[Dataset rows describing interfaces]
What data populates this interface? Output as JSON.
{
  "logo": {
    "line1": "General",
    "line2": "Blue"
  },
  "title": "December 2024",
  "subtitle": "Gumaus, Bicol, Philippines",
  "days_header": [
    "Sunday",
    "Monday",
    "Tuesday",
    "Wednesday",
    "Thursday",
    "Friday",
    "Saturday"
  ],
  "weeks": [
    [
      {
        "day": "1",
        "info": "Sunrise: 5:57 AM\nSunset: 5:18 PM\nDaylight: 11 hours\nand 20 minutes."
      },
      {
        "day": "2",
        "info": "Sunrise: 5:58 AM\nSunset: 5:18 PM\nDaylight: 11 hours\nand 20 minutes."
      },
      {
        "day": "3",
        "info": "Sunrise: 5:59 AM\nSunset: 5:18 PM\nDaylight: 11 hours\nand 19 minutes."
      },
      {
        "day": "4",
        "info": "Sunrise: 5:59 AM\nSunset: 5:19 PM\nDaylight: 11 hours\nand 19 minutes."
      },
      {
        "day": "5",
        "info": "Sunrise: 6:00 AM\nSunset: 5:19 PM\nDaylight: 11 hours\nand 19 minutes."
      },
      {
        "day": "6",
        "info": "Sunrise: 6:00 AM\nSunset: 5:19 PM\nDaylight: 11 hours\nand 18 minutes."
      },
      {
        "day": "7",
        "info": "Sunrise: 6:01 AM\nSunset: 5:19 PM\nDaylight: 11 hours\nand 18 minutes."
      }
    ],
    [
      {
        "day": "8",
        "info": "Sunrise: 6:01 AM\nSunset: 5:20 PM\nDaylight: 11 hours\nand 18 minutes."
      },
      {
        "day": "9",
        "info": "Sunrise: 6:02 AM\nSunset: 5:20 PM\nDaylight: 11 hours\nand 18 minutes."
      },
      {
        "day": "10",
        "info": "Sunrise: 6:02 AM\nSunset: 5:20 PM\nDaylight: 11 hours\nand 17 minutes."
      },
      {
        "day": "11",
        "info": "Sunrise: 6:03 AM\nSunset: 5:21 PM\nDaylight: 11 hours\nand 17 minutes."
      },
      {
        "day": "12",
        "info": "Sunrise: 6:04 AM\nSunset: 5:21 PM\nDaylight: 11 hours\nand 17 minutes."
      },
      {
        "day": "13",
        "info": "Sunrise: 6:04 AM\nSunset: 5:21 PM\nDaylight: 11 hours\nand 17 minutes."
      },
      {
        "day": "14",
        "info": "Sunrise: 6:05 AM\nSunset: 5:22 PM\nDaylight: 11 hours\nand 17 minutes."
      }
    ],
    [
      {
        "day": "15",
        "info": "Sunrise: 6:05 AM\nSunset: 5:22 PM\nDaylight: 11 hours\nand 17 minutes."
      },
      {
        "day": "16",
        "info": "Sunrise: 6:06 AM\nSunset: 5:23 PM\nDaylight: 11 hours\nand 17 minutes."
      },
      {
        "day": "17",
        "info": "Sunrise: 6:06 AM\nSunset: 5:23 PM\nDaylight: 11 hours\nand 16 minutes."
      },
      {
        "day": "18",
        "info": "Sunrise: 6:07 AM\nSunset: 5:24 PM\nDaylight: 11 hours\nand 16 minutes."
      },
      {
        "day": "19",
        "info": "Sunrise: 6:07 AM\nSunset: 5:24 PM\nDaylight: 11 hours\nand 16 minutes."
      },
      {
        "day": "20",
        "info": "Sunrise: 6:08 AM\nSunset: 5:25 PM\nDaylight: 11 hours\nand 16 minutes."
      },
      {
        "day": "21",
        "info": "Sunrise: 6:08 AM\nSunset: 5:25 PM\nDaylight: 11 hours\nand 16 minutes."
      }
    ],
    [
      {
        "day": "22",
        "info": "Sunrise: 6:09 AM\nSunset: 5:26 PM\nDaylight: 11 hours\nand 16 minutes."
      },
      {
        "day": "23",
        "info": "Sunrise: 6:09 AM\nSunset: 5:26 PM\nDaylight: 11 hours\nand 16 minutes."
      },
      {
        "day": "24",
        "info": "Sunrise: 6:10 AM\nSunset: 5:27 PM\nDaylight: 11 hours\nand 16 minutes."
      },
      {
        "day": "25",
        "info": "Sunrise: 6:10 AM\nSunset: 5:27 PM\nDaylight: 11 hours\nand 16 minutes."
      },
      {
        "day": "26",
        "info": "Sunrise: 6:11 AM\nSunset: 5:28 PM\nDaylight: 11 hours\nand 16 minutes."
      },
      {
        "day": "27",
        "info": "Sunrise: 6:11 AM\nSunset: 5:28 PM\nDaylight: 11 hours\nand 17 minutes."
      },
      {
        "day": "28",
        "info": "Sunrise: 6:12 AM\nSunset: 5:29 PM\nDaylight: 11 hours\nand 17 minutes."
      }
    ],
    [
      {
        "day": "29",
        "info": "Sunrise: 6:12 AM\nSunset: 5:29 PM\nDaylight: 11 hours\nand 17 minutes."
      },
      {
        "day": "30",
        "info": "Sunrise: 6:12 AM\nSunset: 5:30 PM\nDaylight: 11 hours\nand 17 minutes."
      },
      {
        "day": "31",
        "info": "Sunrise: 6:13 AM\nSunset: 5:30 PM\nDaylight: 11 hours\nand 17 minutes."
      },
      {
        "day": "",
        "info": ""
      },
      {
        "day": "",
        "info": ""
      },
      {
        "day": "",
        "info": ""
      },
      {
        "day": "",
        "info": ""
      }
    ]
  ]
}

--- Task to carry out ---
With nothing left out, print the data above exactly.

--- Problem solution ---
What data populates this interface? Output as JSON.
{
  "logo": {
    "line1": "General",
    "line2": "Blue"
  },
  "title": "December 2024",
  "subtitle": "Gumaus, Bicol, Philippines",
  "days_header": [
    "Sunday",
    "Monday",
    "Tuesday",
    "Wednesday",
    "Thursday",
    "Friday",
    "Saturday"
  ],
  "weeks": [
    [
      {
        "day": "1",
        "info": "Sunrise: 5:57 AM\nSunset: 5:18 PM\nDaylight: 11 hours\nand 20 minutes."
      },
      {
        "day": "2",
        "info": "Sunrise: 5:58 AM\nSunset: 5:18 PM\nDaylight: 11 hours\nand 20 minutes."
      },
      {
        "day": "3",
        "info": "Sunrise: 5:59 AM\nSunset: 5:18 PM\nDaylight: 11 hours\nand 19 minutes."
      },
      {
        "day": "4",
        "info": "Sunrise: 5:59 AM\nSunset: 5:19 PM\nDaylight: 11 hours\nand 19 minutes."
      },
      {
        "day": "5",
        "info": "Sunrise: 6:00 AM\nSunset: 5:19 PM\nDaylight: 11 hours\nand 19 minutes."
      },
      {
        "day": "6",
        "info": "Sunrise: 6:00 AM\nSunset: 5:19 PM\nDaylight: 11 hours\nand 18 minutes."
      },
      {
        "day": "7",
        "info": "Sunrise: 6:01 AM\nSunset: 5:19 PM\nDaylight: 11 hours\nand 18 minutes."
      }
    ],
    [
      {
        "day": "8",
        "info": "Sunrise: 6:01 AM\nSunset: 5:20 PM\nDaylight: 11 hours\nand 18 minutes."
      },
      {
        "day": "9",
        "info": "Sunrise: 6:02 AM\nSunset: 5:20 PM\nDaylight: 11 hours\nand 18 minutes."
      },
      {
        "day": "10",
        "info": "Sunrise: 6:02 AM\nSunset: 5:20 PM\nDaylight: 11 hours\nand 17 minutes."
      },
      {
        "day": "11",
        "info": "Sunrise: 6:03 AM\nSunset: 5:21 PM\nDaylight: 11 hours\nand 17 minutes."
      },
      {
        "day": "12",
        "info": "Sunrise: 6:04 AM\nSunset: 5:21 PM\nDaylight: 11 hours\nand 17 minutes."
      },
      {
        "day": "13",
        "info": "Sunrise: 6:04 AM\nSunset: 5:21 PM\nDaylight: 11 hours\nand 17 minutes."
      },
      {
        "day": "14",
        "info": "Sunrise: 6:05 AM\nSunset: 5:22 PM\nDaylight: 11 hours\nand 17 minutes."
      }
    ],
    [
      {
        "day": "15",
        "info": "Sunrise: 6:05 AM\nSunset: 5:22 PM\nDaylight: 11 hours\nand 17 minutes."
      },
      {
        "day": "16",
        "info": "Sunrise: 6:06 AM\nSunset: 5:23 PM\nDaylight: 11 hours\nand 17 minutes."
      },
      {
        "day": "17",
        "info": "Sunrise: 6:06 AM\nSunset: 5:23 PM\nDaylight: 11 hours\nand 16 minutes."
      },
      {
        "day": "18",
        "info": "Sunrise: 6:07 AM\nSunset: 5:24 PM\nDaylight: 11 hours\nand 16 minutes."
      },
      {
        "day": "19",
        "info": "Sunrise: 6:07 AM\nSunset: 5:24 PM\nDaylight: 11 hours\nand 16 minutes."
      },
      {
        "day": "20",
        "info": "Sunrise: 6:08 AM\nSunset: 5:25 PM\nDaylight: 11 hours\nand 16 minutes."
      },
      {
        "day": "21",
        "info": "Sunrise: 6:08 AM\nSunset: 5:25 PM\nDaylight: 11 hours\nand 16 minutes."
      }
    ],
    [
      {
        "day": "22",
        "info": "Sunrise: 6:09 AM\nSunset: 5:26 PM\nDaylight: 11 hours\nand 16 minutes."
      },
      {
        "day": "23",
        "info": "Sunrise: 6:09 AM\nSunset: 5:26 PM\nDaylight: 11 hours\nand 16 minutes."
      },
      {
        "day": "24",
        "info": "Sunrise: 6:10 AM\nSunset: 5:27 PM\nDaylight: 11 hours\nand 16 minutes."
      },
      {
        "day": "25",
        "info": "Sunrise: 6:10 AM\nSunset: 5:27 PM\nDaylight: 11 hours\nand 16 minutes."
      },
      {
        "day": "26",
        "info": "Sunrise: 6:11 AM\nSunset: 5:28 PM\nDaylight: 11 hours\nand 16 minutes."
      },
      {
        "day": "27",
        "info": "Sunrise: 6:11 AM\nSunset: 5:28 PM\nDaylight: 11 hours\nand 17 minutes."
      },
      {
        "day": "28",
        "info": "Sunrise: 6:12 AM\nSunset: 5:29 PM\nDaylight: 11 hours\nand 17 minutes."
      }
    ],
    [
      {
        "day": "29",
        "info": "Sunrise: 6:12 AM\nSunset: 5:29 PM\nDaylight: 11 hours\nand 17 minutes."
      },
      {
        "day": "30",
        "info": "Sunrise: 6:12 AM\nSunset: 5:30 PM\nDaylight: 11 hours\nand 17 minutes."
      },
      {
        "day": "31",
        "info": "Sunrise: 6:13 AM\nSunset: 5:30 PM\nDaylight: 11 hours\nand 17 minutes."
      },
      {
        "day": "",
        "info": ""
      },
      {
        "day": "",
        "info": ""
      },
      {
        "day": "",
        "info": ""
      },
      {
        "day": "",
        "info": ""
      }
    ]
  ]
}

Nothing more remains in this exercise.